Manager of University Relations
Athena Study Abroad
“There and Back Again…Safely: Examining Students’ Reports of Substance Use and Sexual Assault Prevention Program Receipt Prior to Departure Abroad,” by Sierra Smucker, Eric R. Pedersen, Joseph W. LaBrie, Elizabeth J. D’Amico, Coreen Farris, David J. Klein, and Beth Ann Griffin, was published in the Fall 2019 issue of Frontiers: The Interdisciplinary Journal of Study Abroad.
A total of 2,245 valid completed surveys were received from among 2,692 students surveyed at 63 different institutions who were already slated to study abroad. The 2,692 students were chosen from among those who completed a screening questionnaire; participating students were required to be between the ages of 18 and 25, planning to study abroad for between 4 and 21 weeks, and going to one of the 12 most popular countries for study abroad (United Kingdom, Italy, Spain, France, Germany, China, Ireland, Australia, Costa Rica, Japan, South Africa, or Mexico).
Survey respondents were asked demographic questions, what country they were going to, alcohol use currently and intended while abroad, whether they had completed an alcohol or drug program or a sexual assault prevention program in college and under what circumstances (required, voluntary, etc., including whether it such a program was specific to study abroad). (Students were not asked about current or intended drug usage or their history, if any, with sexual assault.) The sample represented study abroad students generally on race and ethnic identity and countries chosen, but women and upperclassmen (juniors and seniors) were slightly overrepresented.
The article notes that this is the first study “to address student-reported exposure to general pre-departure programming with preventive information specific to study abroad alcohol misuse and sexual assault.”
About 86% of respondents had completed an alcohol or drug program during college, and 38% completed such a program specific to study abroad. Students at small colleges were less likely to have completed such a program (33%, versus 41% at medium-sized colleges and 38% at large colleges). About 84% of respondents said they had completed a sexual assault program, and 22% completed such a program specific to study abroad; of those who completed such a program, 80% said the program included discussion of alcohol as a risk factor for sexual assault. Students at large schools were less likely to have attended such a program (18%, versus 26% at small colleges and 28% at medium colleges).

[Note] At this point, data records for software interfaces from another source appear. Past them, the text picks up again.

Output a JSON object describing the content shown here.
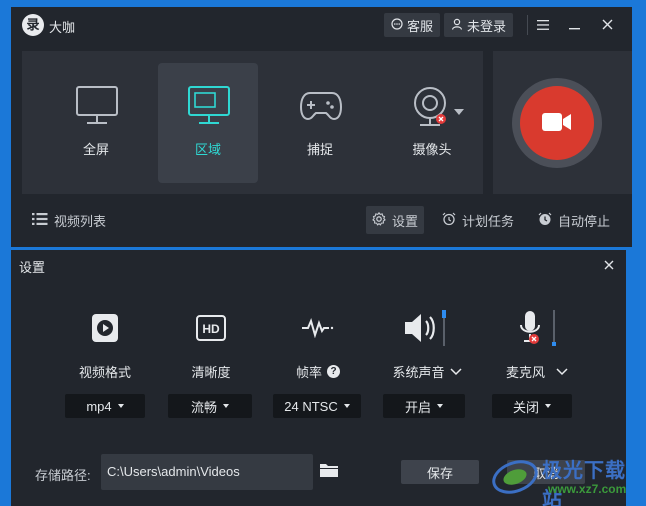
{
  "colors": {
    "desktop": "#1b78d8",
    "window_bg": "#22262d",
    "panel_bg": "#2d3139",
    "accent_cyan": "#2fd8d3",
    "record_red": "#d93a2e",
    "mic_off_red": "#e23b3b",
    "level_blue": "#2e8cf0"
  },
  "app": {
    "logo_char": "录",
    "title": "大咖"
  },
  "titlebar": {
    "service_label": "客服",
    "service_icon": "chat-bubble-icon",
    "login_label": "未登录",
    "login_icon": "user-icon",
    "menu_icon": "hamburger-icon",
    "minimize_icon": "minimize-icon",
    "close_icon": "close-icon"
  },
  "modes": [
    {
      "label": "全屏",
      "icon": "monitor-icon",
      "active": false
    },
    {
      "label": "区域",
      "icon": "monitor-region-icon",
      "active": true
    },
    {
      "label": "捕捉",
      "icon": "gamepad-icon",
      "active": false
    },
    {
      "label": "摄像头",
      "icon": "webcam-icon",
      "active": false
    }
  ],
  "record": {
    "icon": "video-camera-icon"
  },
  "bottombar": {
    "video_list": "视频列表",
    "settings": "设置",
    "schedule": "计划任务",
    "auto_stop": "自动停止"
  },
  "settings": {
    "title": "设置",
    "options": [
      {
        "label": "视频格式",
        "icon": "video-format-icon",
        "value": "mp4"
      },
      {
        "label": "清晰度",
        "icon": "hd-icon",
        "value": "流畅"
      },
      {
        "label": "帧率",
        "icon": "waveform-icon",
        "value": "24 NTSC",
        "help": "?"
      },
      {
        "label": "系统声音",
        "icon": "speaker-icon",
        "value": "开启",
        "level": 0.35
      },
      {
        "label": "麦克风",
        "icon": "microphone-off-icon",
        "value": "关闭",
        "level": 0.05
      }
    ],
    "storage_label": "存储路径:",
    "storage_path": "C:\\Users\\admin\\Videos",
    "save_label": "保存",
    "cancel_label": "取消"
  },
  "watermark": {
    "site_name": "极光下载站",
    "site_url": "www.xz7.com"
  }
}
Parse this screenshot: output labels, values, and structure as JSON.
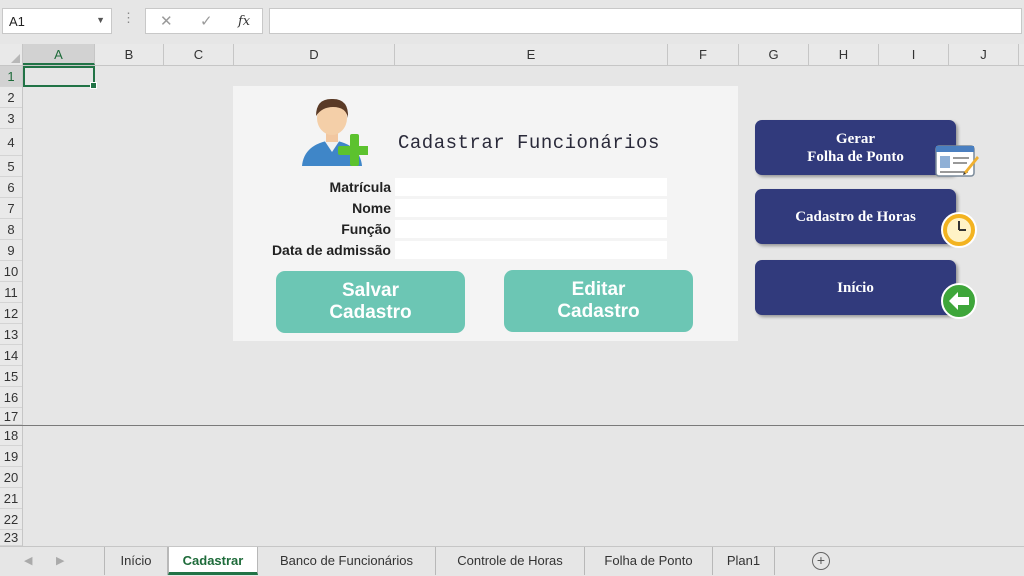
{
  "formula_bar": {
    "name_box": "A1",
    "cancel_symbol": "✕",
    "enter_symbol": "✓",
    "fx_label": "fx",
    "formula": ""
  },
  "columns": [
    "A",
    "B",
    "C",
    "D",
    "E",
    "F",
    "G",
    "H",
    "I",
    "J"
  ],
  "selected_column": "A",
  "rows": [
    "1",
    "2",
    "3",
    "4",
    "5",
    "6",
    "7",
    "8",
    "9",
    "10",
    "11",
    "12",
    "13",
    "14",
    "15",
    "16",
    "17",
    "18",
    "19",
    "20",
    "21",
    "22",
    "23"
  ],
  "selected_row": "1",
  "form": {
    "title": "Cadastrar Funcionários",
    "fields": [
      {
        "label": "Matrícula",
        "value": ""
      },
      {
        "label": "Nome",
        "value": ""
      },
      {
        "label": "Função",
        "value": ""
      },
      {
        "label": "Data de admissão",
        "value": ""
      }
    ],
    "save_button": "Salvar\nCadastro",
    "edit_button": "Editar\nCadastro"
  },
  "nav_buttons": [
    {
      "label": "Gerar\nFolha de Ponto",
      "icon": "id-card-icon"
    },
    {
      "label": "Cadastro de Horas",
      "icon": "clock-icon"
    },
    {
      "label": "Início",
      "icon": "back-arrow-icon"
    }
  ],
  "sheet_tabs": [
    "Início",
    "Cadastrar",
    "Banco de Funcionários",
    "Controle de Horas",
    "Folha de Ponto",
    "Plan1"
  ],
  "active_tab": "Cadastrar",
  "colors": {
    "accent_green": "#217346",
    "teal_button": "#6cc6b4",
    "navy_button": "#313a7c"
  }
}
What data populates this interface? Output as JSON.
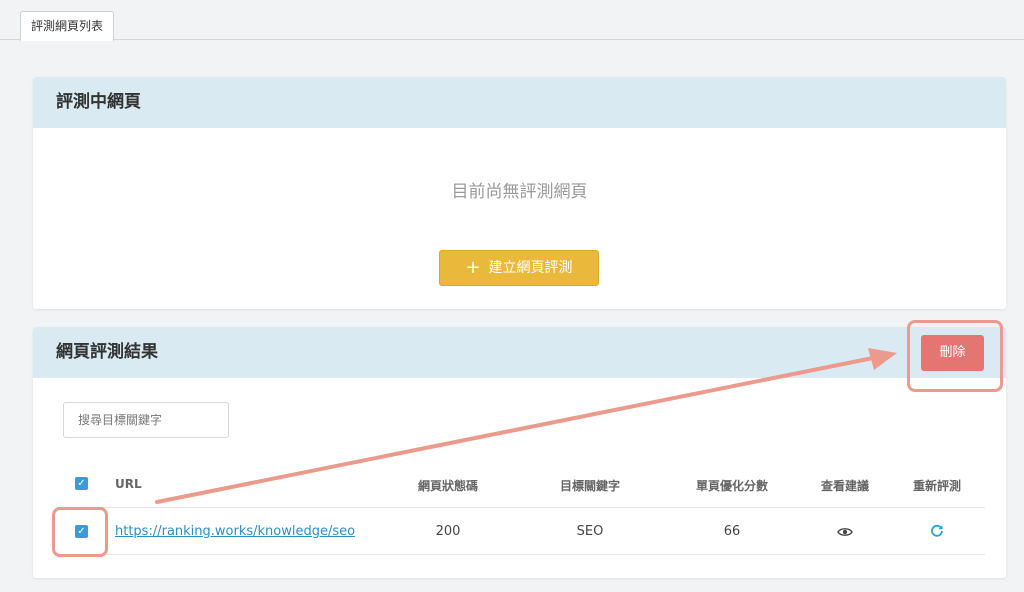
{
  "tabs": [
    {
      "label": "評測網頁列表"
    }
  ],
  "in_progress": {
    "title": "評測中網頁",
    "empty_text": "目前尚無評測網頁",
    "create_button": {
      "icon": "plus-icon",
      "label": "建立網頁評測"
    }
  },
  "results": {
    "title": "網頁評測結果",
    "delete_button": "刪除",
    "search": {
      "placeholder": "搜尋目標關鍵字",
      "value": ""
    },
    "columns": [
      "URL",
      "網頁狀態碼",
      "目標關鍵字",
      "單頁優化分數",
      "查看建議",
      "重新評測"
    ],
    "header_checkbox_checked": true,
    "rows": [
      {
        "checked": true,
        "url": "https://ranking.works/knowledge/seo",
        "status_code": "200",
        "keyword": "SEO",
        "score": "66",
        "view_icon": "eye-icon",
        "retest_icon": "refresh-icon"
      }
    ]
  },
  "colors": {
    "header_bg": "#daeaf2",
    "create_button": "#eab93b",
    "delete_button": "#e57571",
    "link": "#2a8fc2",
    "checkbox": "#3a9bd6",
    "annotation": "#ec9a8c"
  }
}
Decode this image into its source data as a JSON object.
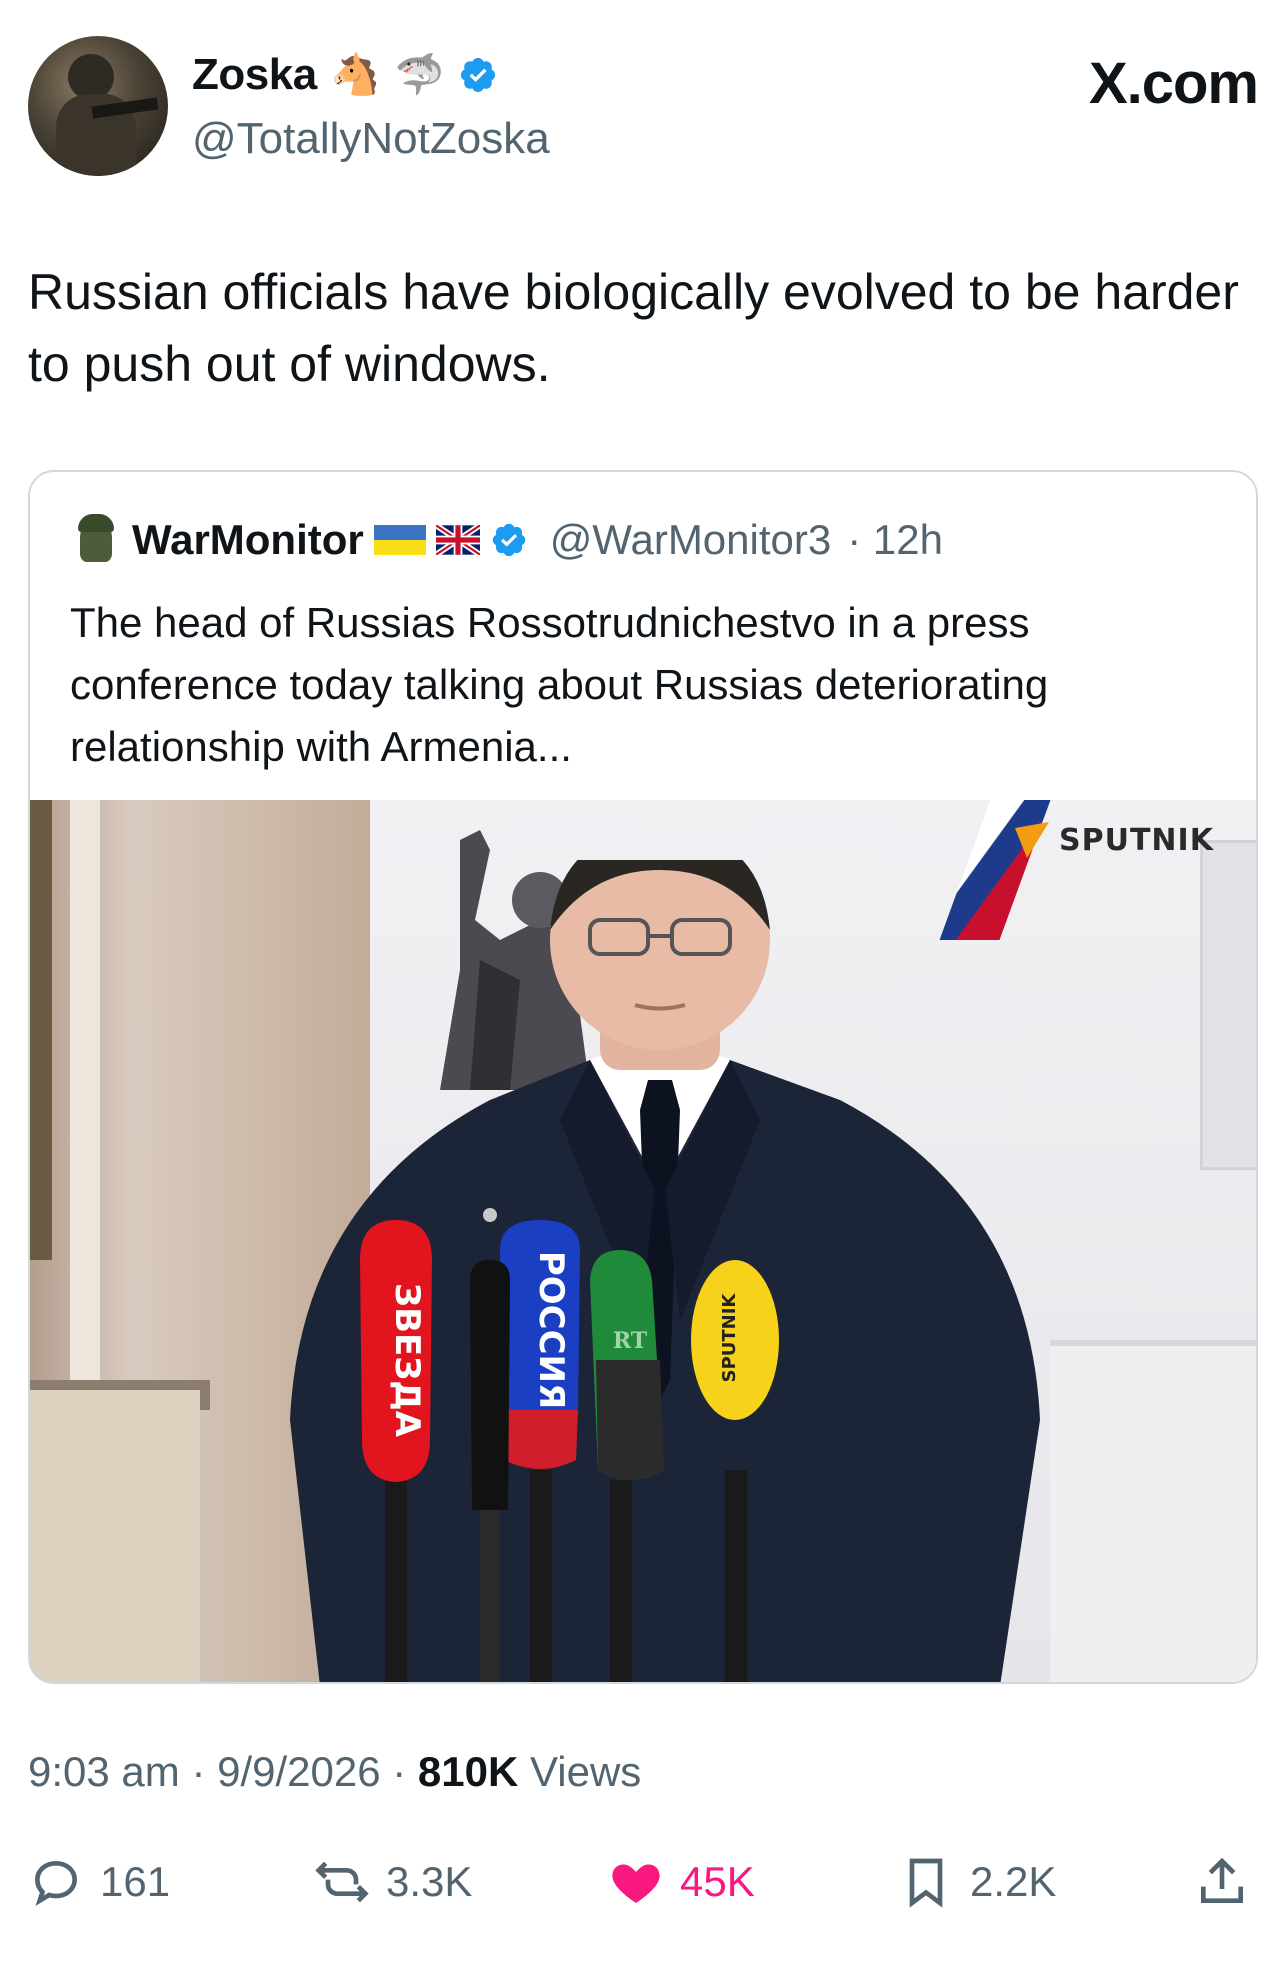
{
  "author": {
    "display_name": "Zoska",
    "emoji_1": "🐴",
    "emoji_2": "🦈",
    "handle": "@TotallyNotZoska",
    "verified": true
  },
  "brand": "X.com",
  "tweet": {
    "text": "Russian officials have biologically evolved to be harder to push out of windows."
  },
  "quoted_tweet": {
    "display_name": "WarMonitor",
    "handle": "@WarMonitor3",
    "age": "· 12h",
    "verified": true,
    "text": "The head of Russias Rossotrudnichestvo  in a press conference today talking about Russias deteriorating relationship with Armenia...",
    "media": {
      "watermark": "SPUTNIK",
      "microphones": [
        "ЗВЕЗДА",
        "РОССИЯ",
        "RT",
        "SPUTNIK"
      ]
    }
  },
  "meta": {
    "time": "9:03 am",
    "date": "· 9/9/2026 ·",
    "views_count": "810K",
    "views_label": "Views"
  },
  "actions": {
    "replies": "161",
    "reposts": "3.3K",
    "likes": "45K",
    "bookmarks": "2.2K"
  },
  "colors": {
    "verified": "#1d9bf0",
    "like": "#f91880",
    "secondary_text": "#536471",
    "border": "#cfd9de"
  }
}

As the article’s abstract concludes, “these findings suggest that either students are not receiving the preventive information that universities intend them to receive or the programming is not impactful enough to be recalled.”
The student response rate in this study was high: more than 83% of students emailed submitted a valid, completed survey. It shows again that social scientists do not need to settle for response rates (especially for emailed surveys) that are now often in the single digits. (It seems to have required “only” that each respondent be offered a $20 gift card!)
One possible limitation of this study is that students may have received alcohol, drug, and sexual assault programming after they took the survey, either before they left the USA and/or after they arrived in their study abroad country. (Another limitation of the study is that, presumably for legal and ethical reasons, students were not asked about current and intended drug use the same way they were asked about current and intended alcohol use; alcohol use is also illegal for the study’s average respondent, since his/her age was 20.1, with a standard deviation of .95.)